First, let me say, this game is a lot of fun for someone like me that cut their teeth on Risk and Catan at various times in their board-gaming life. The game board itself will immediately remind you of Risk with its Regions and Provinces and unit allocation. Digging deeper you get elements of Citadels and Kingsburg with turn order and special power selection. You will have to manage rice and gold properly while defending your borders (or expanding them) and erecting buildings that decide your eventual Victory Points. It’s like Risk smashed together with Catan, which is very cool because both of those games with their singular objectives become a bore after too many playthroughs.

This brings us to the most important and interesting part: Combat! A special dice tower is used for your units to “hit”, but instead of throwing dice into the tower you will throw the warring units themselves. The innards of the tower have maze-like paths and shelves with cutouts, making some units stay inside the tower and others find their way through. Your units may just push other units stuck inside the tower out, and on top of it all there are Farmer units that can battle for or against you seeded within the tower. It’s a fully unique and interesting mechanic that adds elements of luck, statistics, and meta-gaming.

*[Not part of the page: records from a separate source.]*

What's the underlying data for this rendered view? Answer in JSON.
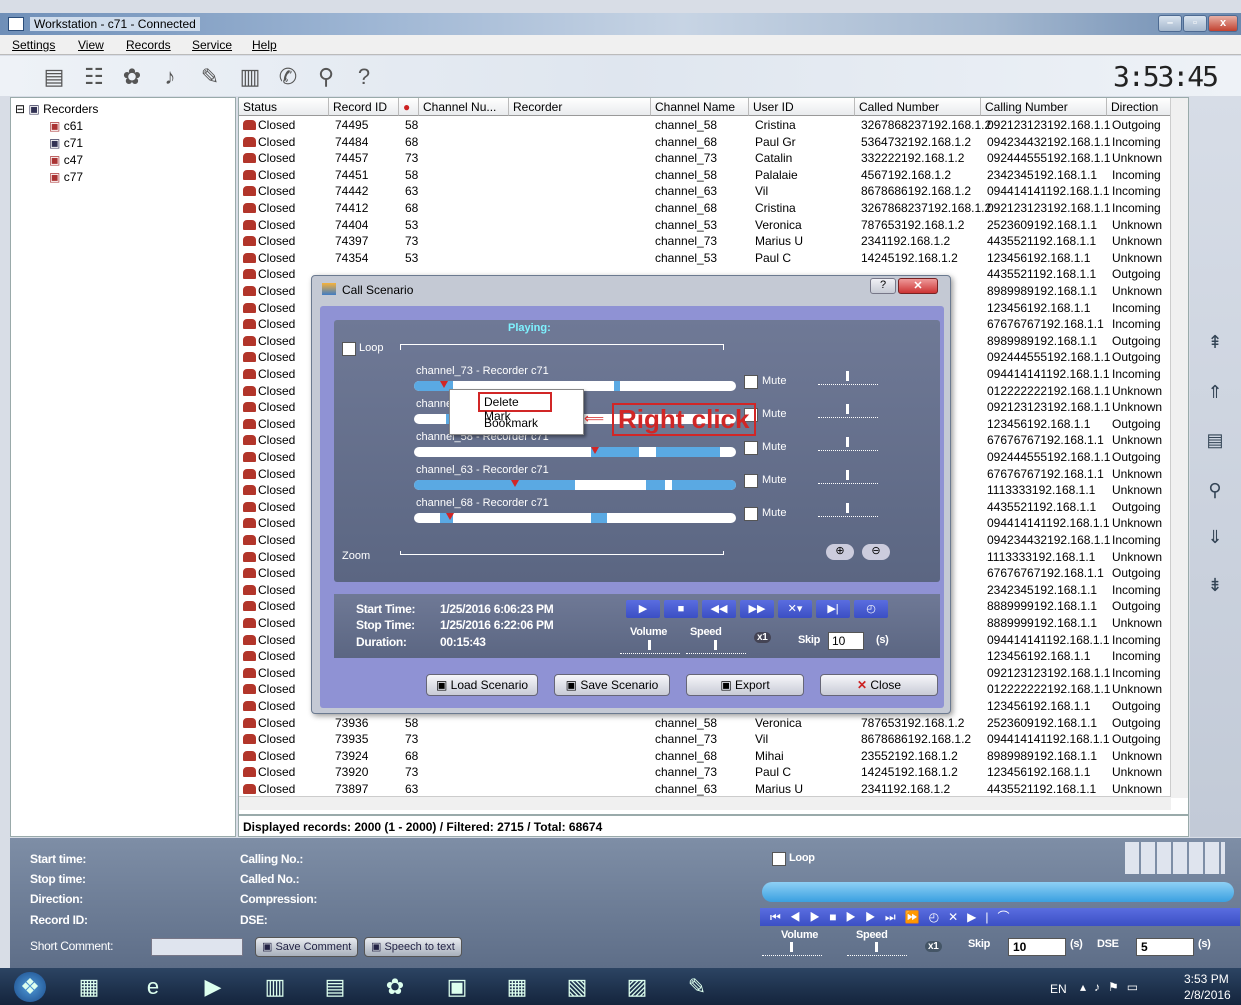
{
  "window": {
    "title": "Workstation - c71 - Connected",
    "min": "–",
    "max": "▫",
    "close": "x"
  },
  "menu": [
    "Settings",
    "View",
    "Records",
    "Service",
    "Help"
  ],
  "clock": "3:53:45",
  "tree": {
    "root": "Recorders",
    "items": [
      "c61",
      "c71",
      "c47",
      "c77"
    ]
  },
  "columns": [
    "Status",
    "Record ID",
    "●",
    "Channel Nu...",
    "Recorder",
    "Channel Name",
    "User ID",
    "Called Number",
    "Calling Number",
    "Direction"
  ],
  "rows": [
    [
      "Closed",
      "74495",
      "58",
      "",
      "channel_58",
      "Cristina",
      "3267868237192.168.1.2",
      "092123123192.168.1.1",
      "Outgoing"
    ],
    [
      "Closed",
      "74484",
      "68",
      "",
      "channel_68",
      "Paul Gr",
      "5364732192.168.1.2",
      "094234432192.168.1.1",
      "Incoming"
    ],
    [
      "Closed",
      "74457",
      "73",
      "",
      "channel_73",
      "Catalin",
      "332222192.168.1.2",
      "092444555192.168.1.1",
      "Unknown"
    ],
    [
      "Closed",
      "74451",
      "58",
      "",
      "channel_58",
      "Palalaie",
      "4567192.168.1.2",
      "2342345192.168.1.1",
      "Incoming"
    ],
    [
      "Closed",
      "74442",
      "63",
      "",
      "channel_63",
      "Vil",
      "8678686192.168.1.2",
      "094414141192.168.1.1",
      "Incoming"
    ],
    [
      "Closed",
      "74412",
      "68",
      "",
      "channel_68",
      "Cristina",
      "3267868237192.168.1.2",
      "092123123192.168.1.1",
      "Incoming"
    ],
    [
      "Closed",
      "74404",
      "53",
      "",
      "channel_53",
      "Veronica",
      "787653192.168.1.2",
      "2523609192.168.1.1",
      "Unknown"
    ],
    [
      "Closed",
      "74397",
      "73",
      "",
      "channel_73",
      "Marius U",
      "2341192.168.1.2",
      "4435521192.168.1.1",
      "Unknown"
    ],
    [
      "Closed",
      "74354",
      "53",
      "",
      "channel_53",
      "Paul C",
      "14245192.168.1.2",
      "123456192.168.1.1",
      "Unknown"
    ],
    [
      "Closed",
      "",
      "",
      "",
      "",
      "",
      "",
      "4435521192.168.1.1",
      "Outgoing"
    ],
    [
      "Closed",
      "",
      "",
      "",
      "",
      "",
      "",
      "8989989192.168.1.1",
      "Unknown"
    ],
    [
      "Closed",
      "",
      "",
      "",
      "",
      "",
      "",
      "123456192.168.1.1",
      "Incoming"
    ],
    [
      "Closed",
      "",
      "",
      "",
      "",
      "",
      "",
      "67676767192.168.1.1",
      "Incoming"
    ],
    [
      "Closed",
      "",
      "",
      "",
      "",
      "",
      "",
      "8989989192.168.1.1",
      "Outgoing"
    ],
    [
      "Closed",
      "",
      "",
      "",
      "",
      "",
      "",
      "092444555192.168.1.1",
      "Outgoing"
    ],
    [
      "Closed",
      "",
      "",
      "",
      "",
      "",
      "",
      "094414141192.168.1.1",
      "Incoming"
    ],
    [
      "Closed",
      "",
      "",
      "",
      "",
      "",
      "",
      "012222222192.168.1.1",
      "Unknown"
    ],
    [
      "Closed",
      "",
      "",
      "",
      "",
      "",
      "",
      "092123123192.168.1.1",
      "Unknown"
    ],
    [
      "Closed",
      "",
      "",
      "",
      "",
      "",
      "",
      "123456192.168.1.1",
      "Outgoing"
    ],
    [
      "Closed",
      "",
      "",
      "",
      "",
      "",
      "",
      "67676767192.168.1.1",
      "Unknown"
    ],
    [
      "Closed",
      "",
      "",
      "",
      "",
      "",
      "",
      "092444555192.168.1.1",
      "Outgoing"
    ],
    [
      "Closed",
      "",
      "",
      "",
      "",
      "",
      "",
      "67676767192.168.1.1",
      "Unknown"
    ],
    [
      "Closed",
      "",
      "",
      "",
      "",
      "",
      "",
      "1113333192.168.1.1",
      "Unknown"
    ],
    [
      "Closed",
      "",
      "",
      "",
      "",
      "",
      "",
      "4435521192.168.1.1",
      "Outgoing"
    ],
    [
      "Closed",
      "",
      "",
      "",
      "",
      "",
      "",
      "094414141192.168.1.1",
      "Unknown"
    ],
    [
      "Closed",
      "",
      "",
      "",
      "",
      "",
      "",
      "094234432192.168.1.1",
      "Incoming"
    ],
    [
      "Closed",
      "",
      "",
      "",
      "",
      "",
      "",
      "1113333192.168.1.1",
      "Unknown"
    ],
    [
      "Closed",
      "",
      "",
      "",
      "",
      "",
      "",
      "67676767192.168.1.1",
      "Outgoing"
    ],
    [
      "Closed",
      "",
      "",
      "",
      "",
      "",
      "",
      "2342345192.168.1.1",
      "Incoming"
    ],
    [
      "Closed",
      "",
      "",
      "",
      "",
      "",
      "",
      "8889999192.168.1.1",
      "Outgoing"
    ],
    [
      "Closed",
      "",
      "",
      "",
      "",
      "",
      "",
      "8889999192.168.1.1",
      "Unknown"
    ],
    [
      "Closed",
      "",
      "",
      "",
      "",
      "",
      "",
      "094414141192.168.1.1",
      "Incoming"
    ],
    [
      "Closed",
      "",
      "",
      "",
      "",
      "",
      "",
      "123456192.168.1.1",
      "Incoming"
    ],
    [
      "Closed",
      "",
      "",
      "",
      "",
      "",
      "",
      "092123123192.168.1.1",
      "Incoming"
    ],
    [
      "Closed",
      "",
      "",
      "",
      "",
      "",
      "",
      "012222222192.168.1.1",
      "Unknown"
    ],
    [
      "Closed",
      "",
      "",
      "",
      "",
      "",
      "",
      "123456192.168.1.1",
      "Outgoing"
    ],
    [
      "Closed",
      "73936",
      "58",
      "",
      "channel_58",
      "Veronica",
      "787653192.168.1.2",
      "2523609192.168.1.1",
      "Outgoing"
    ],
    [
      "Closed",
      "73935",
      "73",
      "",
      "channel_73",
      "Vil",
      "8678686192.168.1.2",
      "094414141192.168.1.1",
      "Outgoing"
    ],
    [
      "Closed",
      "73924",
      "68",
      "",
      "channel_68",
      "Mihai",
      "23552192.168.1.2",
      "8989989192.168.1.1",
      "Unknown"
    ],
    [
      "Closed",
      "73920",
      "73",
      "",
      "channel_73",
      "Paul C",
      "14245192.168.1.2",
      "123456192.168.1.1",
      "Unknown"
    ],
    [
      "Closed",
      "73897",
      "63",
      "",
      "channel_63",
      "Marius U",
      "2341192.168.1.2",
      "4435521192.168.1.1",
      "Unknown"
    ]
  ],
  "status": "Displayed records: 2000 (1 - 2000) / Filtered: 2715 / Total: 68674",
  "dialog": {
    "title": "Call Scenario",
    "playing": "Playing:",
    "loop": "Loop",
    "zoom": "Zoom",
    "mute": "Mute",
    "tracks": [
      {
        "label": "channel_73 - Recorder c71",
        "fill": 0.08
      },
      {
        "label": "channel_5",
        "fill": 0.12
      },
      {
        "label": "channel_58 - Recorder c71",
        "fill": 0.55
      },
      {
        "label": "channel_63 - Recorder c71",
        "fill": 0.3
      },
      {
        "label": "channel_68 - Recorder c71",
        "fill": 0.1
      }
    ],
    "start_label": "Start Time:",
    "start": "1/25/2016 6:06:23 PM",
    "stop_label": "Stop Time:",
    "stop": "1/25/2016 6:22:06 PM",
    "dur_label": "Duration:",
    "dur": "00:15:43",
    "volume": "Volume",
    "speed": "Speed",
    "x1": "x1",
    "skip": "Skip",
    "skip_val": "10",
    "skip_unit": "(s)",
    "buttons": [
      "Load Scenario",
      "Save Scenario",
      "Export",
      "Close"
    ]
  },
  "context_menu": [
    "Delete Mark",
    "Bookmark"
  ],
  "annotation": "Right click",
  "bottom": {
    "left_labels": [
      "Start time:",
      "Stop time:",
      "Direction:",
      "Record ID:"
    ],
    "mid_labels": [
      "Calling No.:",
      "Called No.:",
      "Compression:",
      "DSE:"
    ],
    "short_comment": "Short Comment:",
    "save_comment": "Save Comment",
    "speech": "Speech to text",
    "loop": "Loop",
    "volume": "Volume",
    "speed": "Speed",
    "x1": "x1",
    "skip": "Skip",
    "skip_val": "10",
    "s1": "(s)",
    "dse": "DSE",
    "dse_val": "5",
    "s2": "(s)"
  },
  "taskbar": {
    "lang": "EN",
    "time": "3:53 PM",
    "date": "2/8/2016"
  }
}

Most importantly, it takes trust in the hardware and the playtesters that helped develop it.

The theme of feudal Japan is a refreshing change of pace from fantasy and scifi tropes that overwhelm gaming, and although this may only be an aesthetic reskin that holds no true relevance to game play mechanics, it was a welcome element.

The game materials state that it takes about 2.5 hours for a game, but we played 4 hours in a five player game, and we tend to play fast, so add an hour or two for your group if you have slow or methodical players. There are lots of decisions to make and if you aren’t thinking ahead and adjusting strategies as new things crop up on the board you could get stuck in a sluggish drag.

There are 3 and 4 player options for the game, but 5 player seems to be the most balanced and what the developer intended.

Overall a great game, and one that I am super pumped to play again!